That Saturday Barbara and Norman took me to a pub to watch the first Scotland rugby match of the season, which was a very big deal in the city. Norman taught me how to follow rugby, which came in handy the rest of the semester as I watched Scotland play! We ended the weekend with a trip to a beautiful garden and the oldest pub in Scotland, “The Sheeps Heid.” We sat in the beer garden that afternoon and spoke of the rich history of the city. This led us to walk up the street a little bit and investigate a chapel, which we went into, which was fascinating because we learned that some of the stained glass was created in Boston! It was such a wonderful weekend that I found myself missing them already on the bus ride back to St. Andrews.

Getting a Routine
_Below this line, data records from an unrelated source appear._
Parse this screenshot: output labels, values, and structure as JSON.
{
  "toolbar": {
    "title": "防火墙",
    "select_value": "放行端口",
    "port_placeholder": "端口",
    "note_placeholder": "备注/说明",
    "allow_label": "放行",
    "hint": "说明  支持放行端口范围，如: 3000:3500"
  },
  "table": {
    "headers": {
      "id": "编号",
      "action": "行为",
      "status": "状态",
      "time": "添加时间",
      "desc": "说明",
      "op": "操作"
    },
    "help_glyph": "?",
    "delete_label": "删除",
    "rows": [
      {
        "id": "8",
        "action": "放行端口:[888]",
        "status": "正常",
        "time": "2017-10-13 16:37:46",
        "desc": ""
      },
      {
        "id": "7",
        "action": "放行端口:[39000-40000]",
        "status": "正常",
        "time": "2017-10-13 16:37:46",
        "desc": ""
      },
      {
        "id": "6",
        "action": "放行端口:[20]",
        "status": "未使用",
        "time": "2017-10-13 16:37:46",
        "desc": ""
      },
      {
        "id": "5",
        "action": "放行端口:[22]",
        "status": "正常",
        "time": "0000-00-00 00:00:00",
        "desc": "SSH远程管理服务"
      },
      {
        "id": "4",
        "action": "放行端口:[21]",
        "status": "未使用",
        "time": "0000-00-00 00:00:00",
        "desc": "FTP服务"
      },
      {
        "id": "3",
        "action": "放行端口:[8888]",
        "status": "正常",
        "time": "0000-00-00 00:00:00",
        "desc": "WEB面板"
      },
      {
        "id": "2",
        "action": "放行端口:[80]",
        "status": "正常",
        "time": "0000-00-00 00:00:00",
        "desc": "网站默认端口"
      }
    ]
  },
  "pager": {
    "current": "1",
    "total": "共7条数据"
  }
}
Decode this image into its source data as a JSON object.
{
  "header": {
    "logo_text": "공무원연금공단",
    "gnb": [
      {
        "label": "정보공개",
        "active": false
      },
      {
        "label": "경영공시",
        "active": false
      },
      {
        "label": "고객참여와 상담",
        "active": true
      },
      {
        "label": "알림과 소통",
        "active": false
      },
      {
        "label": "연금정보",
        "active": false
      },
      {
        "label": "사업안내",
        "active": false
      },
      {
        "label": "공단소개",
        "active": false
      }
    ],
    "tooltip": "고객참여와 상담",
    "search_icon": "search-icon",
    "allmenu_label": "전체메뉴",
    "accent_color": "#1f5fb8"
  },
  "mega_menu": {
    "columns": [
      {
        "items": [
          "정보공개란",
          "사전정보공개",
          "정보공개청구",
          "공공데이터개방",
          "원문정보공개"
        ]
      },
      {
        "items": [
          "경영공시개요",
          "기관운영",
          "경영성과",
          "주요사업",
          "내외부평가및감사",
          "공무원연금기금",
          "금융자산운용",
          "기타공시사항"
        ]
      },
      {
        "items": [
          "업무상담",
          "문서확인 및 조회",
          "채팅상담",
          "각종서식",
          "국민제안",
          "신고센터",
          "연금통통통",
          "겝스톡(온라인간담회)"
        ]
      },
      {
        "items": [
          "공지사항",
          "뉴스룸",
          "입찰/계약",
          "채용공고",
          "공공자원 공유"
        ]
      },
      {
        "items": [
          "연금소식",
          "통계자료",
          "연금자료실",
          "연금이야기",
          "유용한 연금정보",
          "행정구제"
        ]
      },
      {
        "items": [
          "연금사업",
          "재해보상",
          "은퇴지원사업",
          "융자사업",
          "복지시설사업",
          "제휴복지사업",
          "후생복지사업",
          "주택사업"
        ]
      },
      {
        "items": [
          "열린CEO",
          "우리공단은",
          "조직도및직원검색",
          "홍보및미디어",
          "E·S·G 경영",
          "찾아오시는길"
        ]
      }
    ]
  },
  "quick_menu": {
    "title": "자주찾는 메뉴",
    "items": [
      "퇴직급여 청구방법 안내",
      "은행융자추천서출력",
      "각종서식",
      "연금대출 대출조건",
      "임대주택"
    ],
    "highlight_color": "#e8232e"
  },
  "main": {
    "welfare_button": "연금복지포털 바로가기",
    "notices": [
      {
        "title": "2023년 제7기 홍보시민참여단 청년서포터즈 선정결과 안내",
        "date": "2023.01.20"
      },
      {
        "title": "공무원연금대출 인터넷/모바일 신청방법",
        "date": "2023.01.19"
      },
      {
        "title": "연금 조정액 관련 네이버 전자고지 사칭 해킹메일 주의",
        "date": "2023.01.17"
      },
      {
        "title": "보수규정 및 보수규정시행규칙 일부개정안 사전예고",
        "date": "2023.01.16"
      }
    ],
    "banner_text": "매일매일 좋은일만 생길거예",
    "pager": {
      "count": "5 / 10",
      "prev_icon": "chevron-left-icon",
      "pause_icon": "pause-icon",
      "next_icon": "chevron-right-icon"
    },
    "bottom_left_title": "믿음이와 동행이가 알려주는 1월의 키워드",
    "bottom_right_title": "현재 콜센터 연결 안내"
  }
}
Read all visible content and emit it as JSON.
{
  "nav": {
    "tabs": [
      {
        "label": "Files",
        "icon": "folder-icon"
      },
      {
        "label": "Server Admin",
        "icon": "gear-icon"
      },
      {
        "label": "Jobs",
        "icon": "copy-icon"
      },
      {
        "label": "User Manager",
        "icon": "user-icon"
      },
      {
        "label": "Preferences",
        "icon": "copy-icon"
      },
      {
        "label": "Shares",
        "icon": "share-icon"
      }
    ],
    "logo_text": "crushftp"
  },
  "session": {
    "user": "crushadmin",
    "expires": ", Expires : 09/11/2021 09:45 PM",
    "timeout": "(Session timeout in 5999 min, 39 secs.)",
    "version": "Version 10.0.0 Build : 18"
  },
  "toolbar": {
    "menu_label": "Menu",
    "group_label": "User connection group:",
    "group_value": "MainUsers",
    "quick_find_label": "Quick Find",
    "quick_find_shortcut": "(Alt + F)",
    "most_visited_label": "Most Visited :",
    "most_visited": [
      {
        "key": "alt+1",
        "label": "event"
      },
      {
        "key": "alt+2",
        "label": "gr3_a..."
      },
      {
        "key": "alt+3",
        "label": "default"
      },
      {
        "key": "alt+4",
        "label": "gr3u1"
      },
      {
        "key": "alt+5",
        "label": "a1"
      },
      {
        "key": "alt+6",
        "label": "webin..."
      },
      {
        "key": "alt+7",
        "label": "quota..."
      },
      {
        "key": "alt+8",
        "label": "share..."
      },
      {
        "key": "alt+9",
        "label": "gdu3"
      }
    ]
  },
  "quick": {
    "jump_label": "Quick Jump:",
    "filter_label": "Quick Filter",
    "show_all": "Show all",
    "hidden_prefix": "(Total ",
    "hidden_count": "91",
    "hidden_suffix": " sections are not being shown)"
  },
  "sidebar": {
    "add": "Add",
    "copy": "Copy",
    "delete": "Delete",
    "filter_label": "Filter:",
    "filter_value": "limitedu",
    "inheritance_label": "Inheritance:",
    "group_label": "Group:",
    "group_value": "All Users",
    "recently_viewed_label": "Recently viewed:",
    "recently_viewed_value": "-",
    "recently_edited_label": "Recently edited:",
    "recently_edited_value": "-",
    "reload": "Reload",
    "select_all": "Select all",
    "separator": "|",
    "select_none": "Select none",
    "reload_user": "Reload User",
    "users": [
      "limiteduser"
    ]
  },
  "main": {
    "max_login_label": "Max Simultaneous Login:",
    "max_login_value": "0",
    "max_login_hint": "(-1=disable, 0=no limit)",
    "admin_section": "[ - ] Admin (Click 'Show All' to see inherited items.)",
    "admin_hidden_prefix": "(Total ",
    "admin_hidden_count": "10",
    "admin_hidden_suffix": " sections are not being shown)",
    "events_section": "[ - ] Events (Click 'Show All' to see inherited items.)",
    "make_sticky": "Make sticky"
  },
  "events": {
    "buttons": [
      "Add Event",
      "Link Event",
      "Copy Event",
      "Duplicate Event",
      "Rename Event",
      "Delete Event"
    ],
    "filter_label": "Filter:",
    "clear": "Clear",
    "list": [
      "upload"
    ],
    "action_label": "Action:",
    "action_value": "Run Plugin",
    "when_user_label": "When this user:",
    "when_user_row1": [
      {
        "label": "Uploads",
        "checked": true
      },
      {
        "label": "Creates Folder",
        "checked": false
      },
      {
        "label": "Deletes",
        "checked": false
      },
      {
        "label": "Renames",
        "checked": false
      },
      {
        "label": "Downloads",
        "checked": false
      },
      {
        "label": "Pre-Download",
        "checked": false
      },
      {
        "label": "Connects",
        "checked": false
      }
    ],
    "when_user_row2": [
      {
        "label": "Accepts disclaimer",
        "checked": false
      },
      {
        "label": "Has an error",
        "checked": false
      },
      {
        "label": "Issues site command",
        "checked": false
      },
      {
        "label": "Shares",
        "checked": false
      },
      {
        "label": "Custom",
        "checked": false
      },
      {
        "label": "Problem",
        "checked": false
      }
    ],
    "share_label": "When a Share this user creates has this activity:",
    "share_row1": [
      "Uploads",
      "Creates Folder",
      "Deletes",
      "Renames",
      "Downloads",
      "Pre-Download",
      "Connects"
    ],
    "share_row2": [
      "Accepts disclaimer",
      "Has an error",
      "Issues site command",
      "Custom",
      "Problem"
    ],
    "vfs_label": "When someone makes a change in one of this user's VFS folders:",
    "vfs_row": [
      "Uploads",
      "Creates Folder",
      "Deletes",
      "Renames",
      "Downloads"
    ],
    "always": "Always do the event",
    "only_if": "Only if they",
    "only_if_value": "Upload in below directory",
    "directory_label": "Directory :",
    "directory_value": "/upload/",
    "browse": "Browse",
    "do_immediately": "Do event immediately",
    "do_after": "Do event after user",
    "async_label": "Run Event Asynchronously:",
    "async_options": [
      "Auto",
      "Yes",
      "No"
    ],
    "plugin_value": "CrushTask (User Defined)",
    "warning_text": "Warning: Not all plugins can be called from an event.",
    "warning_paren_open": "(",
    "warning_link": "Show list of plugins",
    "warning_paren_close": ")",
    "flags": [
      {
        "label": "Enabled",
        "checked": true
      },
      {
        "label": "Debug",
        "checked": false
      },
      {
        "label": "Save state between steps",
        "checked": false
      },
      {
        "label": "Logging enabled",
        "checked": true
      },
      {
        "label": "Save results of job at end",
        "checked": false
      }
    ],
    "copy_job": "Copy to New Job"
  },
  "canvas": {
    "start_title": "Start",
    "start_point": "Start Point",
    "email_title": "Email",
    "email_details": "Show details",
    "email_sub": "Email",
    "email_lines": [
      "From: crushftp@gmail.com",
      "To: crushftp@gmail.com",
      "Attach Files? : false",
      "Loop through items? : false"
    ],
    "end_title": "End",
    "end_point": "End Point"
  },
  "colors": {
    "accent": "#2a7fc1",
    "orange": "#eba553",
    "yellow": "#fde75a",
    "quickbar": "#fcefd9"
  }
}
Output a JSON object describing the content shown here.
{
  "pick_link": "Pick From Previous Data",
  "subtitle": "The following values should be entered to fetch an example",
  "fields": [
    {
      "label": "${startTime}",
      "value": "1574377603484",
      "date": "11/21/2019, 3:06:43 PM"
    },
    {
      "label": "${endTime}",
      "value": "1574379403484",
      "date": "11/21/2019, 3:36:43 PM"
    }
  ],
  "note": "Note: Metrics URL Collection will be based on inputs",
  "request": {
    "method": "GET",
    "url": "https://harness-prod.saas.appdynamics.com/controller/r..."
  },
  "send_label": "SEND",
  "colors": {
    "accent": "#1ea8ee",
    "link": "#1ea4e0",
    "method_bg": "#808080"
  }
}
The next several weeks I stayed in contact, via email, with Barbara, until we finally arranged to meet back up. I went to spend another weekend with them, which was just as fun as the first. Throughout the semester I kept visiting with Barbara and Norman, bringing friends to their house, having dinner with them, and sharing all my stories of Scotland with them. We became very close and when I was with them it felt as though I had a family in Scotland. This was particularly special to me because, as a first-generation student, I realized I was experiencing something that would be of total surprise and intrigue to my family at home. I was so excited to share with them the benefit of meeting new people and building such relationships. Eventually my family began visiting me, a few at a time. Each time I had family in town we visited, or even stayed, with Barbara and Norman. They became involved in my personal life and my family loved them just as much as me! I even met all three of their sons, which was fun because we could joke about them as parents, yet adored them in similar ways. Their oldest son even joked that I was his American sister, which genuinely warmed my heart.

Until Next Time

As the end of my semester arrived in Scotland, bringing sadness and heartache after months of growing affection for the country, I knew I had to say goodbye to Barbara and Norman. I had some friends come from America when the semester ended and we spent about a week just traveling around the country. We had our last three days in Edinburgh, staying with my lovely Scottish family. Our last full day in Scotland was incredible. We had breakfast in the garden because it was sunny and warm. Then Barbara and Norman took us to Dollar Glen, one they always took their sons to as children. We hiked through the glen and had another picnic, but this one was in the garden of Campbell Castle, situated atop the glen. We explored the castle together and had many laughs. In the evening we had one last picnic in their garden, accompanied by lots of music, wine, and dancing. Our hearts were so full.

Norman took me and my friends to the airport the next morning. I said goodbye with tears in my eyes, but I knew I would see them again. I had invited them to my wedding, which will be in December 2019. They were eager for the invite and are, most likely, coming to America for the most exciting day of my life. I’m so looking forward to that day so that I can embrace them once again! However, since I’ve arrived back in America I have stayed in contact with them, always keeping each other updated on our lives at the moment. My heart sings when I see a message from Barbara. Cultivating relationships like this while abroad is something that cannot be neglected. Learning about another culture first-hand is an incredible experience. Barbara and Norman are a chapter of my life that I will never forget, tying me to Scotland even more than all the other memories.

Saige Gabbard is a History and Art History major at The University of Tulsa and studied abroad with IFSA at the University of St. Andrews in St. Andrews, Scotland in 2018.